Finally because the family was not able to support his placement without financial assistnce from the state. His children were not able to assist financially but also not helpful in getting this accomplished.
We members of the Alzheimer's support groups I lead or belong to in Arizona have many members who live in second marriages which have been happily in existence for two or three decades after one or both spouses retired. Arizona is of course one of the most popular retirement destinations and many people marry again after their first beloved partners die and most marry partners who have been bereaved themselves or divorced.
The families I have been privileged to meet really appreciate their good fortune in finding second spouses with whom they are compatible and in living comfortably in warm winters without the strains of professional life or child-rearing. They make new friends, pursue hobbies, volunteer their time in many organizations until --booom- one of them begins to change due to incipient dementia, cognitive impairment and Parkinson's disease or Alzheimer's disease is diagnosed.
Most of the couples I have met merely shift the responsibilites slowly from the affected person to the more cognitively healthy one, although many of them have physical lmitations themselves. They don't often share their burdens with their own children who live in another state and rarely confide in the affected spouse's children. It is only when the children arrive for a holiday visit that they begin to sense something is amiss. Some children return home and do nothing until the next visit; some offer helpful suggestions, increase the number of visits and participate in the decision-making. Others less so.

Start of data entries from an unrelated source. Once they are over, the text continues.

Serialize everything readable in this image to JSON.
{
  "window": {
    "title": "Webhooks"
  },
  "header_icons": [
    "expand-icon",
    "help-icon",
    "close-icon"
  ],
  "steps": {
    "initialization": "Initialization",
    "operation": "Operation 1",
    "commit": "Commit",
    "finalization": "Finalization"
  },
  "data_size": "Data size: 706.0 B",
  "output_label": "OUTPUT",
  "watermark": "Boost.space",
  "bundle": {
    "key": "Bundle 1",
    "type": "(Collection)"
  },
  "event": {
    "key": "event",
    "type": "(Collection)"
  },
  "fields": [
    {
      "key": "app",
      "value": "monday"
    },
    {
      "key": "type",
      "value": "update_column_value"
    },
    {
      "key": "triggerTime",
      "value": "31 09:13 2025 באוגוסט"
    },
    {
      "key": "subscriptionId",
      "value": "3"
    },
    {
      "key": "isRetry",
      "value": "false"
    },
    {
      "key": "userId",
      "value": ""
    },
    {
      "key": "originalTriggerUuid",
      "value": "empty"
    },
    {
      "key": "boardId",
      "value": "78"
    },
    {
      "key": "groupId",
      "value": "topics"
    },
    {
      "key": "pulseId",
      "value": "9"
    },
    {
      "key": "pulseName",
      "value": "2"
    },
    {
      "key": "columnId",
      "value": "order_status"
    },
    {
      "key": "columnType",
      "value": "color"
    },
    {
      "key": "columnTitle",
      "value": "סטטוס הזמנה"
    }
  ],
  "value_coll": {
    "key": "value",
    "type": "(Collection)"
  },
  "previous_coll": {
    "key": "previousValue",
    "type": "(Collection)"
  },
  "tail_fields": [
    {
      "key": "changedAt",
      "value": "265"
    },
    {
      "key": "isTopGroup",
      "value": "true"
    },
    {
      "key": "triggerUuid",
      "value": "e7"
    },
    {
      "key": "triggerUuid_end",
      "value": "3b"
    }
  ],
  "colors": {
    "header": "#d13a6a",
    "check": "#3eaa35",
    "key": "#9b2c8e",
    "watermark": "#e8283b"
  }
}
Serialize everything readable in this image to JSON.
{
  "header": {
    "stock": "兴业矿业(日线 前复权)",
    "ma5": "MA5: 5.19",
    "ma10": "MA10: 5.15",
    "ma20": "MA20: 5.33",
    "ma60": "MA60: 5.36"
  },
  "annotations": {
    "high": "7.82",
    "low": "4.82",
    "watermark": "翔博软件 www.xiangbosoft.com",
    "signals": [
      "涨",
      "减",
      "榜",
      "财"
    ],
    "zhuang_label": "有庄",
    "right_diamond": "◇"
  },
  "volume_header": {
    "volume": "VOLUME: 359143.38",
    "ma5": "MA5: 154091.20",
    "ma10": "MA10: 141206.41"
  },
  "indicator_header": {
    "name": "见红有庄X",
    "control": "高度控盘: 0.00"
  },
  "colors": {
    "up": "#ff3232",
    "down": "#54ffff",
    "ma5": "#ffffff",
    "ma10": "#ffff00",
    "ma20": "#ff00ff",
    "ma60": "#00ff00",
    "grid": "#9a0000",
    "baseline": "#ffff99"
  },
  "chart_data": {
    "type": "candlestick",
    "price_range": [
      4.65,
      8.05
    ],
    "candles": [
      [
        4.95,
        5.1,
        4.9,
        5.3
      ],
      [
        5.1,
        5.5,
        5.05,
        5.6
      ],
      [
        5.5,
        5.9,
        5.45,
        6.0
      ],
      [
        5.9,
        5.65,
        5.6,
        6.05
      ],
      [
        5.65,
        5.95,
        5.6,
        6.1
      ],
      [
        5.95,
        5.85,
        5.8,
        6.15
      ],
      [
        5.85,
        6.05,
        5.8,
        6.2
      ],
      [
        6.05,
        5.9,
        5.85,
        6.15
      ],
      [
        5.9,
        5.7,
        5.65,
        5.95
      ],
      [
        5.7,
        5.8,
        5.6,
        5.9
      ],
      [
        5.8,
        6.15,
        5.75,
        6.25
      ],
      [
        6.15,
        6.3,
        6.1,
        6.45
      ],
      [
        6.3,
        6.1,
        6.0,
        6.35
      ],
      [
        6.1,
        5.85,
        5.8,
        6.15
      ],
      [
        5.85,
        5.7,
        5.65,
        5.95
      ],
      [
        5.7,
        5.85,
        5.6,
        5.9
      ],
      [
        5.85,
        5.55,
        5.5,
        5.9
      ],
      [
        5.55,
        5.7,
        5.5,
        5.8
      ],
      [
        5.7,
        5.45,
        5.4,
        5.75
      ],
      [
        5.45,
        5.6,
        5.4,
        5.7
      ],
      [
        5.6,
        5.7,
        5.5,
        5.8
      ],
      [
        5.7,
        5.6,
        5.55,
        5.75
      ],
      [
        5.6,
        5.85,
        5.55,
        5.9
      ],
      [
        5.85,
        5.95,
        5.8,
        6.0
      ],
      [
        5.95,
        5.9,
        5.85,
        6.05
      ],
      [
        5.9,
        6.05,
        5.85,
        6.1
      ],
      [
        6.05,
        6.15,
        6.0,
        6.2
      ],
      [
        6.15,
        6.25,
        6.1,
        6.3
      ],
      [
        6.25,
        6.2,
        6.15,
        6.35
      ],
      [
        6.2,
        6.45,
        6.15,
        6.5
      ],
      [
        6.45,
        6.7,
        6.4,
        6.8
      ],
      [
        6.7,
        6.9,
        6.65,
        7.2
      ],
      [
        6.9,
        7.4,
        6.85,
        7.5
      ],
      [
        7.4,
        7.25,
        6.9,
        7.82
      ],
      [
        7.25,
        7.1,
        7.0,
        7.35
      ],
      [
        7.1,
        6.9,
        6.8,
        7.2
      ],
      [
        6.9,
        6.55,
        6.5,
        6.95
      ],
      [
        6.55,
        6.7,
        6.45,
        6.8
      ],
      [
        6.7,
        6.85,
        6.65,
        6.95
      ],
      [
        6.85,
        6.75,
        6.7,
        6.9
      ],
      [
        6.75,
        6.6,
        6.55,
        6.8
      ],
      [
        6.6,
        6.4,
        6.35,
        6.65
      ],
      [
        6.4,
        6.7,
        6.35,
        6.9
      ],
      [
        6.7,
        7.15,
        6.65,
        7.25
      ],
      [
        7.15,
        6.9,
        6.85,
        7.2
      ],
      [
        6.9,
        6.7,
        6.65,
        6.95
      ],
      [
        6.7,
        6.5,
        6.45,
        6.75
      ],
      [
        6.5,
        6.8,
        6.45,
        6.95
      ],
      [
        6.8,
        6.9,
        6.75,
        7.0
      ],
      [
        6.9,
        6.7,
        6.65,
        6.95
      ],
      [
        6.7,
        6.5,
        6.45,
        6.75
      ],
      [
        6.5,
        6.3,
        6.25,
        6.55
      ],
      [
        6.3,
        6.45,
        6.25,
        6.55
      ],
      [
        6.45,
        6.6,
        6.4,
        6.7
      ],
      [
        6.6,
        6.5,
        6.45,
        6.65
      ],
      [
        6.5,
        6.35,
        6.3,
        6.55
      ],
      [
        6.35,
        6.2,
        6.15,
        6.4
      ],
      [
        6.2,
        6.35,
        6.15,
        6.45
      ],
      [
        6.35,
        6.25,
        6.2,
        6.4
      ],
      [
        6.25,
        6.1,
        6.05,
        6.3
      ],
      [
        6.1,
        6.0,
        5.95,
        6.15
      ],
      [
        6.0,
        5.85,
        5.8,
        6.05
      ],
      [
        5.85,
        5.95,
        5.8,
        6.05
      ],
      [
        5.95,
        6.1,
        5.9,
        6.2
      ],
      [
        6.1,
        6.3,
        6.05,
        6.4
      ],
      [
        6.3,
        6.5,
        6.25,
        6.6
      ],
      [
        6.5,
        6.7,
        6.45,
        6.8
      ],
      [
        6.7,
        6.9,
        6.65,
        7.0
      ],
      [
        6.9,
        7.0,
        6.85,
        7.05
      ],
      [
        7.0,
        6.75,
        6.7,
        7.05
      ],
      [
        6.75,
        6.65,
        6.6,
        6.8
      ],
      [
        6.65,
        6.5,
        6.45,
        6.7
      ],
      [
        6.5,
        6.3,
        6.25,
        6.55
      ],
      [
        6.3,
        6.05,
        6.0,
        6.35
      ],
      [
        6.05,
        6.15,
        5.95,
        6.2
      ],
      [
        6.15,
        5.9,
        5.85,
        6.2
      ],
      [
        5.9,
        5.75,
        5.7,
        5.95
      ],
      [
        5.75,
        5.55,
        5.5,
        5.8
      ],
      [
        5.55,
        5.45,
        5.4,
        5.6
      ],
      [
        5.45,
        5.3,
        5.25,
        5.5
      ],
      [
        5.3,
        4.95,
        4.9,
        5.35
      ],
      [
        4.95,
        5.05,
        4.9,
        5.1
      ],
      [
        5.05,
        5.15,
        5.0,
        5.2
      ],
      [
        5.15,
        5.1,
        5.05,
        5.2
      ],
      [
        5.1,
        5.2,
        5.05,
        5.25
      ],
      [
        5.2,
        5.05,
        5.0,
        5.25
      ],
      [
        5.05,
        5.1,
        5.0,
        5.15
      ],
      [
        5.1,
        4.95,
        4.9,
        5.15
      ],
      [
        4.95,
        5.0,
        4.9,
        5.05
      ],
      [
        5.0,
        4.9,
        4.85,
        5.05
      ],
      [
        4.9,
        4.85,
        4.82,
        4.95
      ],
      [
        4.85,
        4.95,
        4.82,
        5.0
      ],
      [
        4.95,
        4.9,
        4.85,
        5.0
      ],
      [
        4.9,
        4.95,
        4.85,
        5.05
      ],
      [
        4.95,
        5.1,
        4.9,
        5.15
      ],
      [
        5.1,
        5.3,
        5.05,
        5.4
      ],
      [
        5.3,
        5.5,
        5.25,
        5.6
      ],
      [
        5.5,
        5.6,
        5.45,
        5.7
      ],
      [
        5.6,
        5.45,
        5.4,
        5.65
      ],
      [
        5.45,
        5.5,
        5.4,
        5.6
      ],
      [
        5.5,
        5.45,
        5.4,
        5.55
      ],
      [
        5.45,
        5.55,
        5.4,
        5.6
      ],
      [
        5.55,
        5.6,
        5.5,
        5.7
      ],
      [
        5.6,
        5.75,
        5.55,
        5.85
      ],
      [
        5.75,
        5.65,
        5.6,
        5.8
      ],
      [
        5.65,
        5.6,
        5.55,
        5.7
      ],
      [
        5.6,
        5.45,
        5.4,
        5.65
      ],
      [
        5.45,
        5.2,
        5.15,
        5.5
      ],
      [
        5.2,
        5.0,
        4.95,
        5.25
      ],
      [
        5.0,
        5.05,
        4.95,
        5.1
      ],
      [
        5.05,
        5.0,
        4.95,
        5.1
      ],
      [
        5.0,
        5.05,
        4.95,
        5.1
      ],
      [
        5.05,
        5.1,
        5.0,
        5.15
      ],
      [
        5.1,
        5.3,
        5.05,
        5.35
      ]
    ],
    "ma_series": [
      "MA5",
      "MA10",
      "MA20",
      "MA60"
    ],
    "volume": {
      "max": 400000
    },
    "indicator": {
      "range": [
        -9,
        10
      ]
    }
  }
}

The burden and the stress of caregiving for a beloved spouse weighs heavily on the caregiver. Nancy Reagan called it The Long Goodbye. It is so helpfu to have adult children and grandchildren support the caregiver to make the affected person's life as meaningful and as safe as possible.